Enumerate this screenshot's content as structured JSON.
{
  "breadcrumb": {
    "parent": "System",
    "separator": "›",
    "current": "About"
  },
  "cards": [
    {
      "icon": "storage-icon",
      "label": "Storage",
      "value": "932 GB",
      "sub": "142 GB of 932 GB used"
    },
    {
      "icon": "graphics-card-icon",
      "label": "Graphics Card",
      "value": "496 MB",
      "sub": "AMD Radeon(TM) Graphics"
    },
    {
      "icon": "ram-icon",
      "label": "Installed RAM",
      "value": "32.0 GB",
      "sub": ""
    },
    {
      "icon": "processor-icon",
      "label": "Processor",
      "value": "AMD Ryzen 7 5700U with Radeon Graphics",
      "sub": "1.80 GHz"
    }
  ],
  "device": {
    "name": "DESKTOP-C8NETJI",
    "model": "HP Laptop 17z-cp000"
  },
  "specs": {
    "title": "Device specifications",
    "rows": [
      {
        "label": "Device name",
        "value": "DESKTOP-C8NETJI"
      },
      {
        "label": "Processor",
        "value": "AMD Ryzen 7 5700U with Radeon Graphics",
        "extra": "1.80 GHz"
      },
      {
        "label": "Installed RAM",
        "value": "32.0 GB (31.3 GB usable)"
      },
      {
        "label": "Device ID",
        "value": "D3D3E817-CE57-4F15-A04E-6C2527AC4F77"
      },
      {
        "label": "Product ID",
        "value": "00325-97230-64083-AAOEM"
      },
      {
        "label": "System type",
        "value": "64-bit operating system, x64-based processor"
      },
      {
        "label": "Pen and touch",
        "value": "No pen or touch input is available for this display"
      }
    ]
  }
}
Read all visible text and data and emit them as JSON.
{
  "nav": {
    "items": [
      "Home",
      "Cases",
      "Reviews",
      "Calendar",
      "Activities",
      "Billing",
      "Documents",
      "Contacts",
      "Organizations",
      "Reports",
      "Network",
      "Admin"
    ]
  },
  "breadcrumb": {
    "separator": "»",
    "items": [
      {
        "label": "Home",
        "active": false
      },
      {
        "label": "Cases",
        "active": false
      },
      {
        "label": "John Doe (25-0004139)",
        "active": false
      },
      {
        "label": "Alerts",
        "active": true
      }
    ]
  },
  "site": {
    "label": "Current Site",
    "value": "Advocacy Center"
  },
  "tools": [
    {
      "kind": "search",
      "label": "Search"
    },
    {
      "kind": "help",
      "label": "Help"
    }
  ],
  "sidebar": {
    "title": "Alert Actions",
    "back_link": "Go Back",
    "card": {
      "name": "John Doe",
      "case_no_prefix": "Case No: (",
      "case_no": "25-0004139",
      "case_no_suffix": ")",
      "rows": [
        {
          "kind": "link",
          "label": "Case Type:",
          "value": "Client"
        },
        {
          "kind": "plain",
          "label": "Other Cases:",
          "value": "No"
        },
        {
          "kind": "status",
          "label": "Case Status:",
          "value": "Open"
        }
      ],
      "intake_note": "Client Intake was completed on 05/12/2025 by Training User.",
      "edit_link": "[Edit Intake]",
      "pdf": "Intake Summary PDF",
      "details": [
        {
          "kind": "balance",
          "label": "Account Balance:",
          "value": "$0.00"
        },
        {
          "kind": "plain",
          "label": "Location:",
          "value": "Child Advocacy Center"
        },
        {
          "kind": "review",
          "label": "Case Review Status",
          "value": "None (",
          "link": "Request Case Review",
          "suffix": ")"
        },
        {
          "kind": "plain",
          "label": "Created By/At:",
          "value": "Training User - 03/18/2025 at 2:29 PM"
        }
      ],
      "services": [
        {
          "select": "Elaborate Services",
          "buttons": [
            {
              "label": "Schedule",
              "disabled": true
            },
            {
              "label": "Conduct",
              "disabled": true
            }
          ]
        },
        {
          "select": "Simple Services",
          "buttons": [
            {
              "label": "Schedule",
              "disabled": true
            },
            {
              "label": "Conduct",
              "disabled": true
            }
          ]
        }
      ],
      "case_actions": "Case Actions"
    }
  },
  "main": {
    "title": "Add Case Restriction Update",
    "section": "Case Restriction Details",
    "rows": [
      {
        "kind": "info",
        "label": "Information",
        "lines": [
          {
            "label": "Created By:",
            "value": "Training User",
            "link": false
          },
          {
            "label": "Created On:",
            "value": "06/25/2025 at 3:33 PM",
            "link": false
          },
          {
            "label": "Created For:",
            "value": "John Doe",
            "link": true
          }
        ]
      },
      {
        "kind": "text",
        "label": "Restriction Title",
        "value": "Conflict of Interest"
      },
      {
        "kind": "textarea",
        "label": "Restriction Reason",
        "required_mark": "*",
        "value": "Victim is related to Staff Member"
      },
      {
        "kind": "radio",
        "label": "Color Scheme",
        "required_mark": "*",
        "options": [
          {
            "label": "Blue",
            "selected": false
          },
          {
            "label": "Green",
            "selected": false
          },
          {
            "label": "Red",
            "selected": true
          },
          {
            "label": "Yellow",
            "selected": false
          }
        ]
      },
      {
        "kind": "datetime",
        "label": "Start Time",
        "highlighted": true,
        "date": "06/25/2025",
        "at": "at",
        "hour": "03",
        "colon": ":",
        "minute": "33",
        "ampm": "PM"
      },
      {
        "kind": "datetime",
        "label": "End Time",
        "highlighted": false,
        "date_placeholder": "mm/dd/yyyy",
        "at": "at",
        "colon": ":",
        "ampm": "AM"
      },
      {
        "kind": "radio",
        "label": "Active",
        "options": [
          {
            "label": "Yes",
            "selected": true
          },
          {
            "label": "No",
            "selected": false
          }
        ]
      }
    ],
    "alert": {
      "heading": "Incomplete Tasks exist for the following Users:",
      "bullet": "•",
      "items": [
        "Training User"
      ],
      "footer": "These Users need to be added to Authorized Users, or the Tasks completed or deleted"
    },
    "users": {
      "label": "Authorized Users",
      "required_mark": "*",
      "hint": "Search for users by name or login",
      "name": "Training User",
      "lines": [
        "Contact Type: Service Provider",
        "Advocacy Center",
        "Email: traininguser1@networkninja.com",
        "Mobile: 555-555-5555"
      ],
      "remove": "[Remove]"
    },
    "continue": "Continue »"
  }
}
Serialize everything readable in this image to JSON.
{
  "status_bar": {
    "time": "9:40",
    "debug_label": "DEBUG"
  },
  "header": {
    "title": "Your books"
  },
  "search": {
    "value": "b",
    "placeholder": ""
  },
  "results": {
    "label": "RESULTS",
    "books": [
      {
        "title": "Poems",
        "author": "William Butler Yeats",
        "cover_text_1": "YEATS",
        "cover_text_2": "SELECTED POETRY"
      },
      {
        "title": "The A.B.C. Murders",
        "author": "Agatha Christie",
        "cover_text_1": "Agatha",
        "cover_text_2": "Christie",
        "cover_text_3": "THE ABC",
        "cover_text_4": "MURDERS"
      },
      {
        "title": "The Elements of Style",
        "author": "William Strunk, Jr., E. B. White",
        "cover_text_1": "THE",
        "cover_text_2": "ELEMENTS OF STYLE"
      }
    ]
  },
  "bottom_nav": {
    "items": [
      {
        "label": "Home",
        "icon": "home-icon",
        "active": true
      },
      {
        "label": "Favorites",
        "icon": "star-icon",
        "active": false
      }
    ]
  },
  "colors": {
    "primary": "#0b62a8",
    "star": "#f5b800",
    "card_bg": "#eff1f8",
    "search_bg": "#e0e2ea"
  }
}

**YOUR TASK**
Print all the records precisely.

**SOLUTION**
Enumerate this screenshot's content as structured JSON.
{
  "breadcrumb": {
    "parent": "System",
    "separator": "›",
    "current": "About"
  },
  "cards": [
    {
      "icon": "storage-icon",
      "label": "Storage",
      "value": "932 GB",
      "sub": "142 GB of 932 GB used"
    },
    {
      "icon": "graphics-card-icon",
      "label": "Graphics Card",
      "value": "496 MB",
      "sub": "AMD Radeon(TM) Graphics"
    },
    {
      "icon": "ram-icon",
      "label": "Installed RAM",
      "value": "32.0 GB",
      "sub": ""
    },
    {
      "icon": "processor-icon",
      "label": "Processor",
      "value": "AMD Ryzen 7 5700U with Radeon Graphics",
      "sub": "1.80 GHz"
    }
  ],
  "device": {
    "name": "DESKTOP-C8NETJI",
    "model": "HP Laptop 17z-cp000"
  },
  "specs": {
    "title": "Device specifications",
    "rows": [
      {
        "label": "Device name",
        "value": "DESKTOP-C8NETJI"
      },
      {
        "label": "Processor",
        "value": "AMD Ryzen 7 5700U with Radeon Graphics",
        "extra": "1.80 GHz"
      },
      {
        "label": "Installed RAM",
        "value": "32.0 GB (31.3 GB usable)"
      },
      {
        "label": "Device ID",
        "value": "D3D3E817-CE57-4F15-A04E-6C2527AC4F77"
      },
      {
        "label": "Product ID",
        "value": "00325-97230-64083-AAOEM"
      },
      {
        "label": "System type",
        "value": "64-bit operating system, x64-based processor"
      },
      {
        "label": "Pen and touch",
        "value": "No pen or touch input is available for this display"
      }
    ]
  }
}
Read all visible text and data and emit them as JSON.
{
  "nav": {
    "items": [
      "Home",
      "Cases",
      "Reviews",
      "Calendar",
      "Activities",
      "Billing",
      "Documents",
      "Contacts",
      "Organizations",
      "Reports",
      "Network",
      "Admin"
    ]
  },
  "breadcrumb": {
    "separator": "»",
    "items": [
      {
        "label": "Home",
        "active": false
      },
      {
        "label": "Cases",
        "active": false
      },
      {
        "label": "John Doe (25-0004139)",
        "active": false
      },
      {
        "label": "Alerts",
        "active": true
      }
    ]
  },
  "site": {
    "label": "Current Site",
    "value": "Advocacy Center"
  },
  "tools": [
    {
      "kind": "search",
      "label": "Search"
    },
    {
      "kind": "help",
      "label": "Help"
    }
  ],
  "sidebar": {
    "title": "Alert Actions",
    "back_link": "Go Back",
    "card": {
      "name": "John Doe",
      "case_no_prefix": "Case No: (",
      "case_no": "25-0004139",
      "case_no_suffix": ")",
      "rows": [
        {
          "kind": "link",
          "label": "Case Type:",
          "value": "Client"
        },
        {
          "kind": "plain",
          "label": "Other Cases:",
          "value": "No"
        },
        {
          "kind": "status",
          "label": "Case Status:",
          "value": "Open"
        }
      ],
      "intake_note": "Client Intake was completed on 05/12/2025 by Training User.",
      "edit_link": "[Edit Intake]",
      "pdf": "Intake Summary PDF",
      "details": [
        {
          "kind": "balance",
          "label": "Account Balance:",
          "value": "$0.00"
        },
        {
          "kind": "plain",
          "label": "Location:",
          "value": "Child Advocacy Center"
        },
        {
          "kind": "review",
          "label": "Case Review Status",
          "value": "None (",
          "link": "Request Case Review",
          "suffix": ")"
        },
        {
          "kind": "plain",
          "label": "Created By/At:",
          "value": "Training User - 03/18/2025 at 2:29 PM"
        }
      ],
      "services": [
        {
          "select": "Elaborate Services",
          "buttons": [
            {
              "label": "Schedule",
              "disabled": true
            },
            {
              "label": "Conduct",
              "disabled": true
            }
          ]
        },
        {
          "select": "Simple Services",
          "buttons": [
            {
              "label": "Schedule",
              "disabled": true
            },
            {
              "label": "Conduct",
              "disabled": true
            }
          ]
        }
      ],
      "case_actions": "Case Actions"
    }
  },
  "main": {
    "title": "Add Case Restriction Update",
    "section": "Case Restriction Details",
    "rows": [
      {
        "kind": "info",
        "label": "Information",
        "lines": [
          {
            "label": "Created By:",
            "value": "Training User",
            "link": false
          },
          {
            "label": "Created On:",
            "value": "06/25/2025 at 3:33 PM",
            "link": false
          },
          {
            "label": "Created For:",
            "value": "John Doe",
            "link": true
          }
        ]
      },
      {
        "kind": "text",
        "label": "Restriction Title",
        "value": "Conflict of Interest"
      },
      {
        "kind": "textarea",
        "label": "Restriction Reason",
        "required_mark": "*",
        "value": "Victim is related to Staff Member"
      },
      {
        "kind": "radio",
        "label": "Color Scheme",
        "required_mark": "*",
        "options": [
          {
            "label": "Blue",
            "selected": false
          },
          {
            "label": "Green",
            "selected": false
          },
          {
            "label": "Red",
            "selected": true
          },
          {
            "label": "Yellow",
            "selected": false
          }
        ]
      },
      {
        "kind": "datetime",
        "label": "Start Time",
        "highlighted": true,
        "date": "06/25/2025",
        "at": "at",
        "hour": "03",
        "colon": ":",
        "minute": "33",
        "ampm": "PM"
      },
      {
        "kind": "datetime",
        "label": "End Time",
        "highlighted": false,
        "date_placeholder": "mm/dd/yyyy",
        "at": "at",
        "colon": ":",
        "ampm": "AM"
      },
      {
        "kind": "radio",
        "label": "Active",
        "options": [
          {
            "label": "Yes",
            "selected": true
          },
          {
            "label": "No",
            "selected": false
          }
        ]
      }
    ],
    "alert": {
      "heading": "Incomplete Tasks exist for the following Users:",
      "bullet": "•",
      "items": [
        "Training User"
      ],
      "footer": "These Users need to be added to Authorized Users, or the Tasks completed or deleted"
    },
    "users": {
      "label": "Authorized Users",
      "required_mark": "*",
      "hint": "Search for users by name or login",
      "name": "Training User",
      "lines": [
        "Contact Type: Service Provider",
        "Advocacy Center",
        "Email: traininguser1@networkninja.com",
        "Mobile: 555-555-5555"
      ],
      "remove": "[Remove]"
    },
    "continue": "Continue »"
  }
}
Serialize everything readable in this image to JSON.
{
  "status_bar": {
    "time": "9:40",
    "debug_label": "DEBUG"
  },
  "header": {
    "title": "Your books"
  },
  "search": {
    "value": "b",
    "placeholder": ""
  },
  "results": {
    "label": "RESULTS",
    "books": [
      {
        "title": "Poems",
        "author": "William Butler Yeats",
        "cover_text_1": "YEATS",
        "cover_text_2": "SELECTED POETRY"
      },
      {
        "title": "The A.B.C. Murders",
        "author": "Agatha Christie",
        "cover_text_1": "Agatha",
        "cover_text_2": "Christie",
        "cover_text_3": "THE ABC",
        "cover_text_4": "MURDERS"
      },
      {
        "title": "The Elements of Style",
        "author": "William Strunk, Jr., E. B. White",
        "cover_text_1": "THE",
        "cover_text_2": "ELEMENTS OF STYLE"
      }
    ]
  },
  "bottom_nav": {
    "items": [
      {
        "label": "Home",
        "icon": "home-icon",
        "active": true
      },
      {
        "label": "Favorites",
        "icon": "star-icon",
        "active": false
      }
    ]
  },
  "colors": {
    "primary": "#0b62a8",
    "star": "#f5b800",
    "card_bg": "#eff1f8",
    "search_bg": "#e0e2ea"
  }
}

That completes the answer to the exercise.